(App and web page records)
• • • • •

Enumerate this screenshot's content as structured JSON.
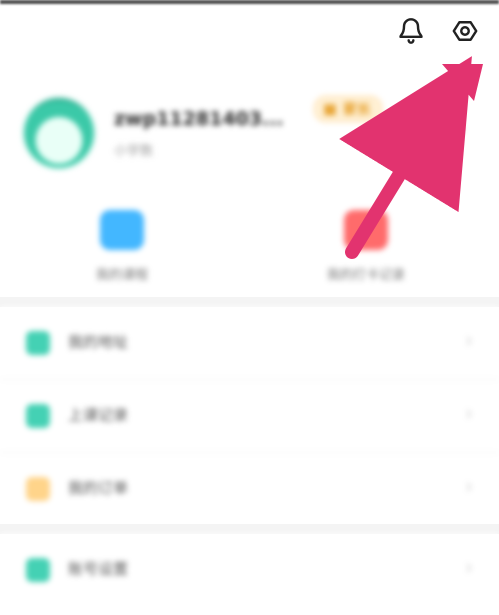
{
  "profile": {
    "username": "zwp11281403...",
    "sublabel": "小学数",
    "role_badge": "家长"
  },
  "quick_actions": [
    {
      "label": "我的课程",
      "color": "#43b7ff"
    },
    {
      "label": "我的打卡记录",
      "color": "#ff6b6b"
    }
  ],
  "list_section_1": [
    {
      "label": "我的地址",
      "color": "#44d1b4"
    },
    {
      "label": "上课记录",
      "color": "#44d1b4"
    },
    {
      "label": "我的订单",
      "color": "#ffd48a"
    }
  ],
  "list_section_2": [
    {
      "label": "账号设置",
      "color": "#44d1b4"
    }
  ],
  "icons": {
    "bell": "bell-icon",
    "settings": "settings-icon",
    "chevron": "chevron-right-icon"
  },
  "colors": {
    "annotation_arrow": "#e2336f"
  }
}
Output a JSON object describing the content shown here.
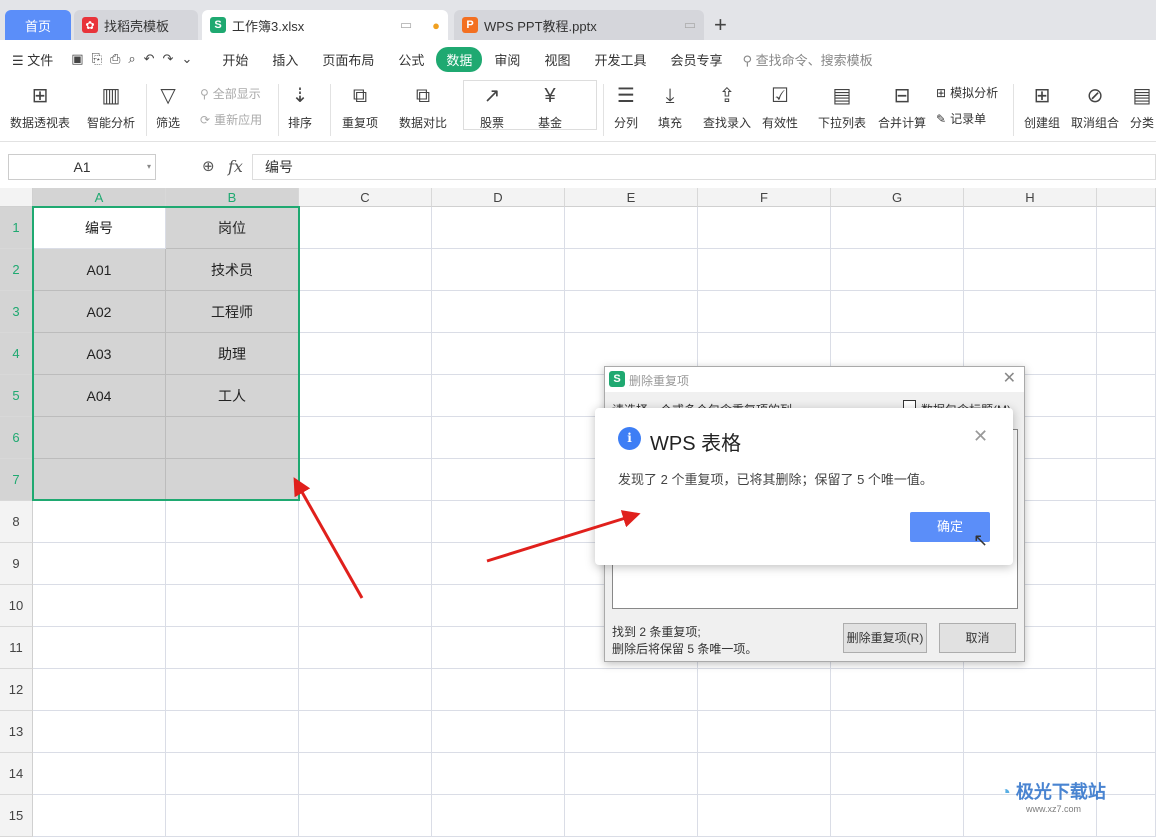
{
  "tabs": [
    {
      "label": "首页"
    },
    {
      "label": "找稻壳模板"
    },
    {
      "label": "工作簿3.xlsx"
    },
    {
      "label": "WPS PPT教程.pptx"
    }
  ],
  "new_tab": "+",
  "menu": {
    "file": "文件",
    "items": [
      "开始",
      "插入",
      "页面布局",
      "公式",
      "数据",
      "审阅",
      "视图",
      "开发工具",
      "会员专享"
    ],
    "active": "数据",
    "search_placeholder": "查找命令、搜索模板"
  },
  "ribbon": {
    "pivot": "数据透视表",
    "smart": "智能分析",
    "filter": "筛选",
    "show_all": "全部显示",
    "reapply": "重新应用",
    "sort": "排序",
    "dup": "重复项",
    "compare": "数据对比",
    "stock": "股票",
    "fund": "基金",
    "split": "分列",
    "fill": "填充",
    "lookup": "查找录入",
    "valid": "有效性",
    "dropdown": "下拉列表",
    "consolidate": "合并计算",
    "whatif": "模拟分析",
    "form": "记录单",
    "group": "创建组",
    "ungroup": "取消组合",
    "subtotal": "分类"
  },
  "formula": {
    "cell_ref": "A1",
    "fx": "fx",
    "value": "编号"
  },
  "columns": [
    "A",
    "B",
    "C",
    "D",
    "E",
    "F",
    "G",
    "H"
  ],
  "rows": [
    "1",
    "2",
    "3",
    "4",
    "5",
    "6",
    "7",
    "8",
    "9",
    "10",
    "11",
    "12",
    "13",
    "14",
    "15"
  ],
  "cells": [
    [
      "编号",
      "岗位"
    ],
    [
      "A01",
      "技术员"
    ],
    [
      "A02",
      "工程师"
    ],
    [
      "A03",
      "助理"
    ],
    [
      "A04",
      "工人"
    ],
    [
      "",
      ""
    ],
    [
      "",
      ""
    ]
  ],
  "dedupe_dialog": {
    "title": "删除重复项",
    "prompt": "请选择一个或多个包含重复项的列",
    "header_checkbox": "数据包含标题(M)",
    "header_checked": false,
    "status_line1": "找到 2 条重复项;",
    "status_line2": "删除后将保留 5 条唯一项。",
    "delete_button": "删除重复项(R)",
    "cancel_button": "取消"
  },
  "message_box": {
    "title": "WPS 表格",
    "message": "发现了 2 个重复项，已将其删除；保留了 5 个唯一值。",
    "ok_button": "确定"
  },
  "watermark": "极光下载站 www.xz7.com",
  "colors": {
    "accent": "#1fa971",
    "selection_border": "#1fa971",
    "ok_button": "#5b8ef9",
    "arrow": "#e0201c"
  }
}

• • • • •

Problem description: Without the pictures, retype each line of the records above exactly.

Result of the exercise:
Enumerate this screenshot's content as structured JSON.
{
  "profile": {
    "username": "zwp11281403...",
    "sublabel": "小学数",
    "role_badge": "家长"
  },
  "quick_actions": [
    {
      "label": "我的课程",
      "color": "#43b7ff"
    },
    {
      "label": "我的打卡记录",
      "color": "#ff6b6b"
    }
  ],
  "list_section_1": [
    {
      "label": "我的地址",
      "color": "#44d1b4"
    },
    {
      "label": "上课记录",
      "color": "#44d1b4"
    },
    {
      "label": "我的订单",
      "color": "#ffd48a"
    }
  ],
  "list_section_2": [
    {
      "label": "账号设置",
      "color": "#44d1b4"
    }
  ],
  "icons": {
    "bell": "bell-icon",
    "settings": "settings-icon",
    "chevron": "chevron-right-icon"
  },
  "colors": {
    "annotation_arrow": "#e2336f"
  }
}
Output a JSON object describing the content shown here.
{
  "tabs": [
    {
      "label": "首页"
    },
    {
      "label": "找稻壳模板"
    },
    {
      "label": "工作簿3.xlsx"
    },
    {
      "label": "WPS PPT教程.pptx"
    }
  ],
  "new_tab": "+",
  "menu": {
    "file": "文件",
    "items": [
      "开始",
      "插入",
      "页面布局",
      "公式",
      "数据",
      "审阅",
      "视图",
      "开发工具",
      "会员专享"
    ],
    "active": "数据",
    "search_placeholder": "查找命令、搜索模板"
  },
  "ribbon": {
    "pivot": "数据透视表",
    "smart": "智能分析",
    "filter": "筛选",
    "show_all": "全部显示",
    "reapply": "重新应用",
    "sort": "排序",
    "dup": "重复项",
    "compare": "数据对比",
    "stock": "股票",
    "fund": "基金",
    "split": "分列",
    "fill": "填充",
    "lookup": "查找录入",
    "valid": "有效性",
    "dropdown": "下拉列表",
    "consolidate": "合并计算",
    "whatif": "模拟分析",
    "form": "记录单",
    "group": "创建组",
    "ungroup": "取消组合",
    "subtotal": "分类"
  },
  "formula": {
    "cell_ref": "A1",
    "fx": "fx",
    "value": "编号"
  },
  "columns": [
    "A",
    "B",
    "C",
    "D",
    "E",
    "F",
    "G",
    "H"
  ],
  "rows": [
    "1",
    "2",
    "3",
    "4",
    "5",
    "6",
    "7",
    "8",
    "9",
    "10",
    "11",
    "12",
    "13",
    "14",
    "15"
  ],
  "cells": [
    [
      "编号",
      "岗位"
    ],
    [
      "A01",
      "技术员"
    ],
    [
      "A02",
      "工程师"
    ],
    [
      "A03",
      "助理"
    ],
    [
      "A04",
      "工人"
    ],
    [
      "",
      ""
    ],
    [
      "",
      ""
    ]
  ],
  "dedupe_dialog": {
    "title": "删除重复项",
    "prompt": "请选择一个或多个包含重复项的列",
    "header_checkbox": "数据包含标题(M)",
    "header_checked": false,
    "status_line1": "找到 2 条重复项;",
    "status_line2": "删除后将保留 5 条唯一项。",
    "delete_button": "删除重复项(R)",
    "cancel_button": "取消"
  },
  "message_box": {
    "title": "WPS 表格",
    "message": "发现了 2 个重复项，已将其删除；保留了 5 个唯一值。",
    "ok_button": "确定"
  },
  "watermark": "极光下载站 www.xz7.com",
  "colors": {
    "accent": "#1fa971",
    "selection_border": "#1fa971",
    "ok_button": "#5b8ef9",
    "arrow": "#e0201c"
  }
}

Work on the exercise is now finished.